In his post Digital devices for world travellers, Edward Hasbrouck contrasts the appeal (or lack thereof) of tiny devices in the USA vs. the rest of the world:
Most travellers in the USA go by car, not by plane, and have plenty of room in their vehicle for a full-sized laptop if they need it on the road. As a result, keyboard devices smaller and more expensive than a “standard” laptop have been niche products in the USA and many other parts of the world — except in Japan and to a much lesser extent in Europe, where more business people travel by train and by mass transit. Few models or even product lines of smaller devices with keyboards — again, except for some that are distributed only in Japan — have been widely available or remained in production for very long.
“Tiny” in the USA connotes “toy-like”, and people expect toys to be (a) cheap and (b) not suitable for doing real work.
Not so in Japan, where “tiny” connotes “finely crafted” and “precious”.

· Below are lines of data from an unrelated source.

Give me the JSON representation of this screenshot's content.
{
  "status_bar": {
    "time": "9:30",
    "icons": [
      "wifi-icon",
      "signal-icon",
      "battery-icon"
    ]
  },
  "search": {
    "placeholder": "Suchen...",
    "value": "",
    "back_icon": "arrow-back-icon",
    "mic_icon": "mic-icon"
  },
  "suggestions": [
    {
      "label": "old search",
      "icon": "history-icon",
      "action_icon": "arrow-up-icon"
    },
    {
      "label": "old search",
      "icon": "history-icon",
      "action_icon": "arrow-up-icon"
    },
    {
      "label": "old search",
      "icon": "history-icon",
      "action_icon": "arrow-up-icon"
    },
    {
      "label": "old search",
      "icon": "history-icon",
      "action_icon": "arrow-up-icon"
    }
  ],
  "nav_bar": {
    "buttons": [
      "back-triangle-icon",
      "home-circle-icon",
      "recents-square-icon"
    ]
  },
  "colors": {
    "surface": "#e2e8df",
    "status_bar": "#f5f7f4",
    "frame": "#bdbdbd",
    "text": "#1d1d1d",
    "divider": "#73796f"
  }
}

In the same vein, I’ve never owned a mobile phone that I liked the size of more than the diminutive Nokia N70.